▶ _WHAT YOU HAVE TO DO_
Which lines of the data below contain "accent"? Please show them all.

▶ _PROVIDED MATERIAL_
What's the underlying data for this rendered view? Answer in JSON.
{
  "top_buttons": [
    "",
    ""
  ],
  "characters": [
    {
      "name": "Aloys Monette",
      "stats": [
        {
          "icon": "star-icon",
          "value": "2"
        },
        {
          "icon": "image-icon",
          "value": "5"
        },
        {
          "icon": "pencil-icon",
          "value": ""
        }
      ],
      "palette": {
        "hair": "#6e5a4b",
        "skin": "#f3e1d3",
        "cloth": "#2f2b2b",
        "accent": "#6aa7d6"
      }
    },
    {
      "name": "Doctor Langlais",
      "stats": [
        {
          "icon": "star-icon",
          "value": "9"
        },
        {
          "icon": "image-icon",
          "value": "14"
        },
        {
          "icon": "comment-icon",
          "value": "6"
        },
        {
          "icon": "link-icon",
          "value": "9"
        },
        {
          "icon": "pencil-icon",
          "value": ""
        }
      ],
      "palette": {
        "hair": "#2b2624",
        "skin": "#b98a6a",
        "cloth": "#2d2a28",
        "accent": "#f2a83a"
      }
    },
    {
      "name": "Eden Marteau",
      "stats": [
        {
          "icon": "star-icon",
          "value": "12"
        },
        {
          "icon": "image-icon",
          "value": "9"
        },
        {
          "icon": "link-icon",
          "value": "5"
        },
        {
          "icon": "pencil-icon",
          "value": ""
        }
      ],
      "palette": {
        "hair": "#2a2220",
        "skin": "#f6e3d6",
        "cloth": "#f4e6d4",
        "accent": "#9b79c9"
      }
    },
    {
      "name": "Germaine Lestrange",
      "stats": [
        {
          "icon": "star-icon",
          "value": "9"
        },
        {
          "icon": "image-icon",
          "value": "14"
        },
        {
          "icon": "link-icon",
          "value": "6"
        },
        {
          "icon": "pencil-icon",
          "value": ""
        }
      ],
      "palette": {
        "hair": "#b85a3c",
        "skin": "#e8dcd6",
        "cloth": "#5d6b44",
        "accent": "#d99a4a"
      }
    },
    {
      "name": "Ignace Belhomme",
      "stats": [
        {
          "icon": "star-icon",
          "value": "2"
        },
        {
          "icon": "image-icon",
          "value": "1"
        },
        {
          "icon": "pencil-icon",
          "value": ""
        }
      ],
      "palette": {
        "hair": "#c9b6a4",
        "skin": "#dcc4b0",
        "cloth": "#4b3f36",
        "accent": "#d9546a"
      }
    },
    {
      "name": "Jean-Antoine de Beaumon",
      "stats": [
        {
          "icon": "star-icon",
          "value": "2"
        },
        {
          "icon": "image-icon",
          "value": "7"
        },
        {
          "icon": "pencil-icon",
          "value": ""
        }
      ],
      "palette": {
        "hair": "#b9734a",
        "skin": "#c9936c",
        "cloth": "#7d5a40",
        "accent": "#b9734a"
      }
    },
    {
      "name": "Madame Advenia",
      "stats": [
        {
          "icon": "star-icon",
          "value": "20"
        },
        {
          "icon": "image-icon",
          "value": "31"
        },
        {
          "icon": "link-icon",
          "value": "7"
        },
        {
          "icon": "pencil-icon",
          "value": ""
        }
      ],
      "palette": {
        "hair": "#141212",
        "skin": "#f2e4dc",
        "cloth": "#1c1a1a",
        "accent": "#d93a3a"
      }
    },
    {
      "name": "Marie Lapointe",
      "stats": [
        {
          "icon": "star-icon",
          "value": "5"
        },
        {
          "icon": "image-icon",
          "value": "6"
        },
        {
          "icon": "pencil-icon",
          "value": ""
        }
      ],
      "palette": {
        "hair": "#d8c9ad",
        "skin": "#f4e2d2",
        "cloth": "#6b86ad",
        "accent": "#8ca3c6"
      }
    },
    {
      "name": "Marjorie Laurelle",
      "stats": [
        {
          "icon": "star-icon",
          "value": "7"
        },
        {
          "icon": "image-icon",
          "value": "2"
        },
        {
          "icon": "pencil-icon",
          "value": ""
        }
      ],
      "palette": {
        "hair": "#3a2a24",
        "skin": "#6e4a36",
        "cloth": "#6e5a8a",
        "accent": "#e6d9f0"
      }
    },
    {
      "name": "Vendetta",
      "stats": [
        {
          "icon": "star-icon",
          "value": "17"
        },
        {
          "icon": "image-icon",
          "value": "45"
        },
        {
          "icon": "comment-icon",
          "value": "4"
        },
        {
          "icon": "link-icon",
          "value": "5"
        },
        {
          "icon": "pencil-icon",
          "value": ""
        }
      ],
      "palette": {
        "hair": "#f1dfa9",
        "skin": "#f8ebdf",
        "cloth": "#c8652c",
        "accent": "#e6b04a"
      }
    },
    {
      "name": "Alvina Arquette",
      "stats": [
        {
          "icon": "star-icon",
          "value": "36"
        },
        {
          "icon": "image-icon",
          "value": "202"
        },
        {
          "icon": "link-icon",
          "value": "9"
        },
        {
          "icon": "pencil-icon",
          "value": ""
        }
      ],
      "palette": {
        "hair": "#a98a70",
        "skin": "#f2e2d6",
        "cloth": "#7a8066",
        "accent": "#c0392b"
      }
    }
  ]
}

▶ _ANSWER SPACE_
        "accent": "#6aa7d6"
        "accent": "#f2a83a"
        "accent": "#9b79c9"
        "accent": "#d99a4a"
        "accent": "#d9546a"
        "accent": "#b9734a"
        "accent": "#d93a3a"
        "accent": "#8ca3c6"
        "accent": "#e6d9f0"
        "accent": "#e6b04a"
        "accent": "#c0392b"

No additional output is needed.